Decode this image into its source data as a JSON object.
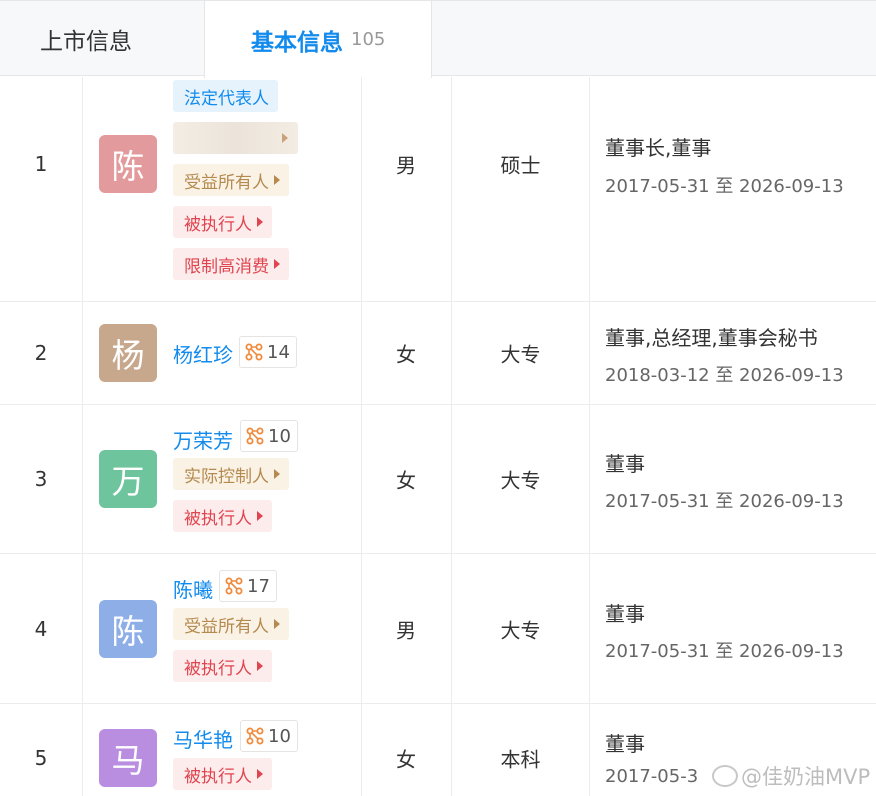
{
  "tabs": [
    {
      "label": "上市信息"
    },
    {
      "label": "基本信息",
      "count": "105"
    }
  ],
  "colors": {
    "accent": "#128bed",
    "tag_red": "#e0444f",
    "tag_tan": "#b48a4e"
  },
  "rows": [
    {
      "index": "1",
      "avatar_char": "陈",
      "avatar_color": "#e39a9c",
      "name": "",
      "tags": [
        "法定代表人",
        "",
        "受益所有人",
        "被执行人",
        "限制高消费"
      ],
      "gender": "男",
      "education": "硕士",
      "position": "董事长,董事",
      "term": "2017-05-31 至 2026-09-13"
    },
    {
      "index": "2",
      "avatar_char": "杨",
      "avatar_color": "#c7a88c",
      "name": "杨红珍",
      "relations": "14",
      "gender": "女",
      "education": "大专",
      "position": "董事,总经理,董事会秘书",
      "term": "2018-03-12 至 2026-09-13"
    },
    {
      "index": "3",
      "avatar_char": "万",
      "avatar_color": "#6ec49c",
      "name": "万荣芳",
      "relations": "10",
      "tags": [
        "实际控制人",
        "被执行人"
      ],
      "gender": "女",
      "education": "大专",
      "position": "董事",
      "term": "2017-05-31 至 2026-09-13"
    },
    {
      "index": "4",
      "avatar_char": "陈",
      "avatar_color": "#8eaee8",
      "name": "陈曦",
      "relations": "17",
      "tags": [
        "受益所有人",
        "被执行人"
      ],
      "gender": "男",
      "education": "大专",
      "position": "董事",
      "term": "2017-05-31 至 2026-09-13"
    },
    {
      "index": "5",
      "avatar_char": "马",
      "avatar_color": "#b98ee0",
      "name": "马华艳",
      "relations": "10",
      "tags": [
        "被执行人"
      ],
      "gender": "女",
      "education": "本科",
      "position": "董事",
      "term": "2017-05-3"
    }
  ],
  "watermark": "@佳奶油MVP"
}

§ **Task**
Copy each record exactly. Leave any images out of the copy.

§ **Exercise solution**
Decode this image into its source data as a JSON object.
{
  "tabs": [
    {
      "label": "上市信息"
    },
    {
      "label": "基本信息",
      "count": "105"
    }
  ],
  "colors": {
    "accent": "#128bed",
    "tag_red": "#e0444f",
    "tag_tan": "#b48a4e"
  },
  "rows": [
    {
      "index": "1",
      "avatar_char": "陈",
      "avatar_color": "#e39a9c",
      "name": "",
      "tags": [
        "法定代表人",
        "",
        "受益所有人",
        "被执行人",
        "限制高消费"
      ],
      "gender": "男",
      "education": "硕士",
      "position": "董事长,董事",
      "term": "2017-05-31 至 2026-09-13"
    },
    {
      "index": "2",
      "avatar_char": "杨",
      "avatar_color": "#c7a88c",
      "name": "杨红珍",
      "relations": "14",
      "gender": "女",
      "education": "大专",
      "position": "董事,总经理,董事会秘书",
      "term": "2018-03-12 至 2026-09-13"
    },
    {
      "index": "3",
      "avatar_char": "万",
      "avatar_color": "#6ec49c",
      "name": "万荣芳",
      "relations": "10",
      "tags": [
        "实际控制人",
        "被执行人"
      ],
      "gender": "女",
      "education": "大专",
      "position": "董事",
      "term": "2017-05-31 至 2026-09-13"
    },
    {
      "index": "4",
      "avatar_char": "陈",
      "avatar_color": "#8eaee8",
      "name": "陈曦",
      "relations": "17",
      "tags": [
        "受益所有人",
        "被执行人"
      ],
      "gender": "男",
      "education": "大专",
      "position": "董事",
      "term": "2017-05-31 至 2026-09-13"
    },
    {
      "index": "5",
      "avatar_char": "马",
      "avatar_color": "#b98ee0",
      "name": "马华艳",
      "relations": "10",
      "tags": [
        "被执行人"
      ],
      "gender": "女",
      "education": "本科",
      "position": "董事",
      "term": "2017-05-3"
    }
  ],
  "watermark": "@佳奶油MVP"
}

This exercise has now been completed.